Closing cycles give me a sense of elevation through deeper understanding. I like connecting occurrences of the past with current ones.

Mexican Coffee Cup at Cafe el Portal

While living in Cambridge, Massachusetts, I frequented a Mexican Restaurant near Harvard Square, mainly because I was impressed with their coffee. I felt it was prepared with honest passion and it satisfied my need for good tasting experiences. Such coffee was by no means self-evident in the USA of the 1980s. It was, however, my very beginning as coffee drinker, hence, mine could have been more of an impression in the mind than one on a knowledgeable coffee palate. After visiting a New York Mexican Restaurant recently for the third time, a circle might have closed, or reached a certain completion.

Mexicans seem to be patient people, or at least they appear not to rush time. No time for espressi. The Mexican coffee is cooked in a large unglazed clay pot over fire: water, coffee, “panela” and “canela”.

Canela – our cinnamon – is also used in several coffee versions in other cultures, but it does not always play the balanced role it does here.

In several Latinamerican countries many recipes call for panela. This whole cane sugar, aside from having received a heat treatment, is in its raw state. Its taste reminds me clearly of the magnitude of a single sugar source. Refined white sugar, brown sugar, muscovado and panela are all very different taste contributions to a coffee. Besides their sweetness, only the brown sugars have a noticeable taste, but only the white one seems to alter the coffee taste, while the others are a pleasant and agreeable result in pairing.

Two things I remember from sugar cane in my childhood, long before I even considered sugar. The first is the delight for one’s whole being, when chewing the juice directly out of the cane, after it has been peeled with a machete. My father was one of those educated men that could manage a machete just as well, especially by preparing coconuts or sugar cane for his
family to eat and drink them. The second memory is drinking the cane’s juice, obtained by turning a crank and thus the cylinders that press, crushing the complete cane. This is nothing but the pure and direct juice from a cane, turning brown within seconds due to natural oxidation, known in the Caribbean as ‘melao de caña’.

Mexican Coffee at a Circle Completion (2012)

How does the trajectory between two points in time become the completion of a circle? A first contact starts with innocence. No circle, no line, no life, no experience is foreseeable. The initial tasting is there just for itself. Bitterness might lack true bitterness.
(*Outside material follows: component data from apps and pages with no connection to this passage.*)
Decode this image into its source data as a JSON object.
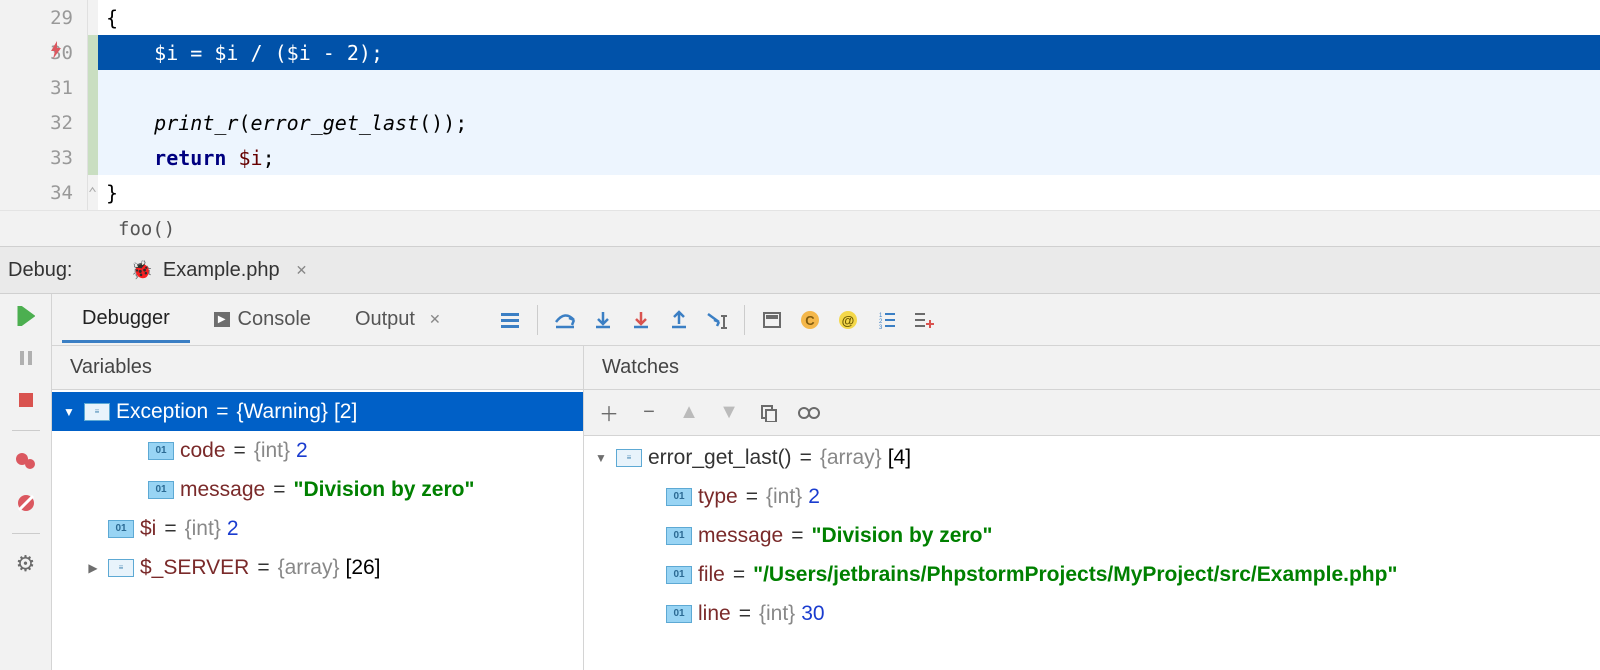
{
  "editor": {
    "lines": [
      {
        "num": "29",
        "text": "{",
        "cls": "white"
      },
      {
        "num": "30",
        "text": "$i = $i / ($i - 2);",
        "cls": "hl",
        "icon": "lightning"
      },
      {
        "num": "31",
        "text": ""
      },
      {
        "num": "32",
        "text": "print_r(error_get_last());"
      },
      {
        "num": "33",
        "text": "return $i;"
      },
      {
        "num": "34",
        "text": "}",
        "cls": "white",
        "fold": true
      }
    ],
    "indent": "    ",
    "tokens": {
      "l30": [
        [
          "    ",
          ""
        ],
        [
          "$i",
          "var"
        ],
        [
          " = ",
          "op"
        ],
        [
          "$i",
          "var"
        ],
        [
          " / (",
          "op"
        ],
        [
          "$i",
          "var"
        ],
        [
          " - ",
          "op"
        ],
        [
          "2",
          "op"
        ],
        [
          ");",
          "op"
        ]
      ],
      "l32": [
        [
          "    ",
          ""
        ],
        [
          "print_r",
          "fn"
        ],
        [
          "(",
          "op"
        ],
        [
          "error_get_last",
          "fn"
        ],
        [
          "());",
          "op"
        ]
      ],
      "l33": [
        [
          "    ",
          ""
        ],
        [
          "return ",
          "kw"
        ],
        [
          "$i",
          "var"
        ],
        [
          ";",
          "op"
        ]
      ]
    }
  },
  "breadcrumb": "foo()",
  "debugLabel": "Debug:",
  "debugTab": "Example.php",
  "toolbar": {
    "tabs": {
      "debugger": "Debugger",
      "console": "Console",
      "output": "Output"
    }
  },
  "panels": {
    "variables": "Variables",
    "watches": "Watches"
  },
  "vars": {
    "root": {
      "name": "Exception",
      "type": "{Warning}",
      "count": "[2]"
    },
    "children": [
      {
        "key": "code",
        "type": "{int}",
        "val": "2",
        "vtype": "int"
      },
      {
        "key": "message",
        "type": "",
        "val": "\"Division by zero\"",
        "vtype": "str"
      }
    ],
    "siblings": [
      {
        "key": "$i",
        "type": "{int}",
        "val": "2",
        "vtype": "int",
        "arrow": ""
      },
      {
        "key": "$_SERVER",
        "type": "{array}",
        "val": "[26]",
        "vtype": "plain",
        "arrow": "▶",
        "ico": "arr"
      }
    ]
  },
  "watches": {
    "root": {
      "name": "error_get_last()",
      "type": "{array}",
      "count": "[4]"
    },
    "children": [
      {
        "key": "type",
        "type": "{int}",
        "val": "2",
        "vtype": "int"
      },
      {
        "key": "message",
        "type": "",
        "val": "\"Division by zero\"",
        "vtype": "str"
      },
      {
        "key": "file",
        "type": "",
        "val": "\"/Users/jetbrains/PhpstormProjects/MyProject/src/Example.php\"",
        "vtype": "str"
      },
      {
        "key": "line",
        "type": "{int}",
        "val": "30",
        "vtype": "int"
      }
    ]
  }
}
The sensation might be based for the most part on the surprise itself, the first impression, more than on a conscientious perception of bitterness, an aspect within the uniqueness of coffee complexities.

It takes some time before such a coffee initiation could set itself. Repetition accommodates a wider taste spectrum for each of the additional future cups. This could multiply immensely if the types of brewing vary. Being reminded today of coffees I drank in the early eighties, completes a circle. This circle encompasses recognizing the characteristics of a Mexican coffee, drank at the beginning and at the end of a 25 year span, with hundreds of others in between – espressi, Turkish, Ethiopians, french pressed, frappes and a few other cold and hot experiments.

Tasting these different coffees kills any possibility of monotheism. In all I have repeatedly found masterpieces for the palate. And those making these drinks prepare them each time in the conviction they are creating the center of the coffee universe that very moment. When Doña Gloria lovingly explains the process and part of her story, this is precisely what she is doing. Unhappy she explains that for many years she used the clay pots. Her kitchen staff broke these pots on a weekly basis and each time she had to order a new one from Mexico. This forced her to use unbreakable pots.

Doña Gloria, owner/operator of Café el Portal

Through that change some of the valuable taste and characteristic have diminished, but none of the passion and demanding attitude. In the Café el Portal Doña Gloria sits and stands daily, while her portrait on one wall expresses tradition and aesthetic. Her smile and her attentive eyes speak honest dedication quite clearly, ever inviting me to taste the completed circle.